Zee Action
US$ 29,000
Zee Café
US$ 19,000
Zee Bangla
US$ 17,000
US$ 6,000
US$ 6,000
TARA Music
US$ 6,000
Doordarshan Bangla
US$ 000,00
US$ 23,000
Star World
US$ 23,000
Bangladesh also freely allows more than 180 regional and international channels on country's domestic cable network, which includes HBO, ESPN, NGC, Discovery, BBC, CNN, Al Jazeera, NDTV, DW, Fox, VOA, France24, MGM, TVC, TNT, Cartoon Network, RAI etc. India though allows most of the international channels within its domestic cable network; it continues to stop Bangladeshi channels from entering the same network, for reason unknown.

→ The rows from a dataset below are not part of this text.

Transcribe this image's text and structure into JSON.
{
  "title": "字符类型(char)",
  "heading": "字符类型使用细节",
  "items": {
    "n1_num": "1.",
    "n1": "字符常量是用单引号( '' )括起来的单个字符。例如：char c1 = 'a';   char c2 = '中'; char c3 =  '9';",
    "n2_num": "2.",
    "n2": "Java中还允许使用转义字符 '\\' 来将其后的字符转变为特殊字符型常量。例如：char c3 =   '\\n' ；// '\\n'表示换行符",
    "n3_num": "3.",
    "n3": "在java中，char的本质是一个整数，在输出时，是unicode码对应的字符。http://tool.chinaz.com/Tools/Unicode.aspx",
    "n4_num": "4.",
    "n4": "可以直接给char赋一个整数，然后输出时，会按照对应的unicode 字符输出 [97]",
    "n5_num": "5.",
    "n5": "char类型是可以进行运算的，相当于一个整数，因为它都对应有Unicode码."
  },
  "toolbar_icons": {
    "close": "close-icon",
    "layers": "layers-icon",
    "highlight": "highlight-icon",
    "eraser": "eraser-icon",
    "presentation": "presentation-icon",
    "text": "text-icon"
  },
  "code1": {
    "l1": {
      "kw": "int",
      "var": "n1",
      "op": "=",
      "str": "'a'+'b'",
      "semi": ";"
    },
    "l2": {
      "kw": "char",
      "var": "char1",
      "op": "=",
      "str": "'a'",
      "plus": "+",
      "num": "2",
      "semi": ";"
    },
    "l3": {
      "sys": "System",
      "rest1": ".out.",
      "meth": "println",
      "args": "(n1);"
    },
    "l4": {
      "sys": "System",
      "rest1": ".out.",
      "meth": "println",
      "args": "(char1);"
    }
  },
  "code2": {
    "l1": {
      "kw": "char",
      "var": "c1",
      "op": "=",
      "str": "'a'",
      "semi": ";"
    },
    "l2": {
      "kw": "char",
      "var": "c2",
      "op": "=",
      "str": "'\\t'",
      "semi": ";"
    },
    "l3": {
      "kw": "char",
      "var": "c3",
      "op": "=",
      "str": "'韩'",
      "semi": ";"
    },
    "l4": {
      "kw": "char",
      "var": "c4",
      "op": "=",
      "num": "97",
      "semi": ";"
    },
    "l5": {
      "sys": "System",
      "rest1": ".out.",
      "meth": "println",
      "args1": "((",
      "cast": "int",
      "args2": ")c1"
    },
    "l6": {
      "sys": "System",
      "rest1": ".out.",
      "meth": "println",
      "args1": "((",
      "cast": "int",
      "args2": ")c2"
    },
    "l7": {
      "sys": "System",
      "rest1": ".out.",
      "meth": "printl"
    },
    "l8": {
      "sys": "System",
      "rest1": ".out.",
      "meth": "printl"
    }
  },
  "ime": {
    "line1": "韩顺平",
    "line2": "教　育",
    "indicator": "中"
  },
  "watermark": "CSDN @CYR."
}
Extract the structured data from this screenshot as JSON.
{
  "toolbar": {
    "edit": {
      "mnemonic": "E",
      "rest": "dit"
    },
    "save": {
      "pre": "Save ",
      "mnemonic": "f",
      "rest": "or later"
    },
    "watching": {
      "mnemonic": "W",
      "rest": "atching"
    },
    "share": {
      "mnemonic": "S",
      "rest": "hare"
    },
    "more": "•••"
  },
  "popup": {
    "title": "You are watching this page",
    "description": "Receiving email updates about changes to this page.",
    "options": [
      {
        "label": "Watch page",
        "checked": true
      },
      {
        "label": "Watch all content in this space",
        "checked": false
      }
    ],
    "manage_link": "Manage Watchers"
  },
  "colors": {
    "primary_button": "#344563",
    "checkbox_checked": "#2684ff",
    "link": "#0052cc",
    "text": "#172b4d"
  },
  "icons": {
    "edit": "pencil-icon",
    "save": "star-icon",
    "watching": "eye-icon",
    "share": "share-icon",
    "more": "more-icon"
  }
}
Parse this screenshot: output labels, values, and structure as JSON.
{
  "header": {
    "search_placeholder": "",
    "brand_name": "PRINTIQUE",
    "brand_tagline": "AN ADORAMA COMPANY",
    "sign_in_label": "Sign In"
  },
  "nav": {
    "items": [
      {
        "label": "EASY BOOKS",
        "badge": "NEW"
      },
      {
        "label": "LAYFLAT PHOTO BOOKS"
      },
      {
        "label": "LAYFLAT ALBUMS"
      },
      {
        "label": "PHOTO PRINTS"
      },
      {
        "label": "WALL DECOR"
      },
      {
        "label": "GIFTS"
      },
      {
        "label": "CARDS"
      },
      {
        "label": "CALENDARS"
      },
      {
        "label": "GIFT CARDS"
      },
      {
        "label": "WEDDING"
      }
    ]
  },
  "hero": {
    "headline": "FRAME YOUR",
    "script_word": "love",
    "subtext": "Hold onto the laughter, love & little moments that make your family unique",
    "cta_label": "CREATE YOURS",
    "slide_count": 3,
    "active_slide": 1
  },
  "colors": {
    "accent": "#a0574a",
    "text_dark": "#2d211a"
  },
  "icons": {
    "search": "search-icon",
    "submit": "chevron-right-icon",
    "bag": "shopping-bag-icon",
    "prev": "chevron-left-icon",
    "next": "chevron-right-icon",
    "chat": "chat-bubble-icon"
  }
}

It may be mentioned here that, currently there are several Bangladeshi channels, which are continuing broadcast mainly via Telstar-10 satellite, while some are also using other satellites. The Bangladeshi channels on satellite are: BTV-World, BTV-Sangshad, Channel-I, ATN-Bangla, ATN-News, Diganta TV, NTV, Boishakhi TV, Bangla Vision, RTV, ETV, DESH TV, Mohona TV, Independent TV, Maasranga TV, My TV, GTV, Channel 9, Shomoy TV, Bijoy TV etc.
Bangla drama, soap opera and music videos, especially folk songs are extremely popular amongst the Bangla speaking population in India. Some Indian traders are trading in audio and video CDs of Bangla drama, soap opera and music videos, which have high demand in India.
Commenting on the current ban on Bangladeshi channels from entering Indian cable network, an Indian journalist on condition of anonymity told Weekly Blitz, Indian government fears that Bangladeshi TV channels may contain anti-Indian propaganda as well as instigative messages to various separatist groups inside India.
"We all want to see Bangladeshi TV channels, but we fear such channels may contain anti-Indian propaganda", the source said.
On the other hand, an owner of a Bangladeshi TV channels said, "We never allow any negative propaganda against India or any foreign nation. Bangladeshi channels are already available on major cable networks in United States, Europe and the Middle East. We never heard any such complaint of any Bangladeshi channel airing anti-Indian campaign. This must be a lame excuse of the Indian authorities for stopping Bangladeshi channels from reaching the Indian viewers."
Commenting on the existing ban on Bangladeshi TV channels from entering Indian cable network, eminent researcher of Sufi music as well as popular Sufi singer, Fakir Shabuddin said, "As far as folk and Sufi songs are concerned, Indian listeners are definitely interested in such songs from Bangladesh. Whenever we go abroad for shows, we hear requests from expatriate Indians in foreign countries for singing Bangla Sufi songs. As a singer, I would humbly request the Indian government to allow Bangladeshi channels in reaching millions of Bangla speaking viewers in that country."
Rahman Mustafiz, popular news reporter in Bangladesh said, "None of the Bangladeshi TV channels have any anti-Indian agenda. Authorities in New Delhi should not unnecessarily continue ban on Bangladeshi channels, just on the basis of mere speculations or doubts."
Eminent Bangladeshi music director Milton Khandekar said, "As we are already watching Indian channels in Bangladesh, we also have the equal right of showing our channels to the viewers in India. As an individual, I do believe that, India, being the largest democracy in the world will withdraw such unkind decision on Bangladeshi TV channels."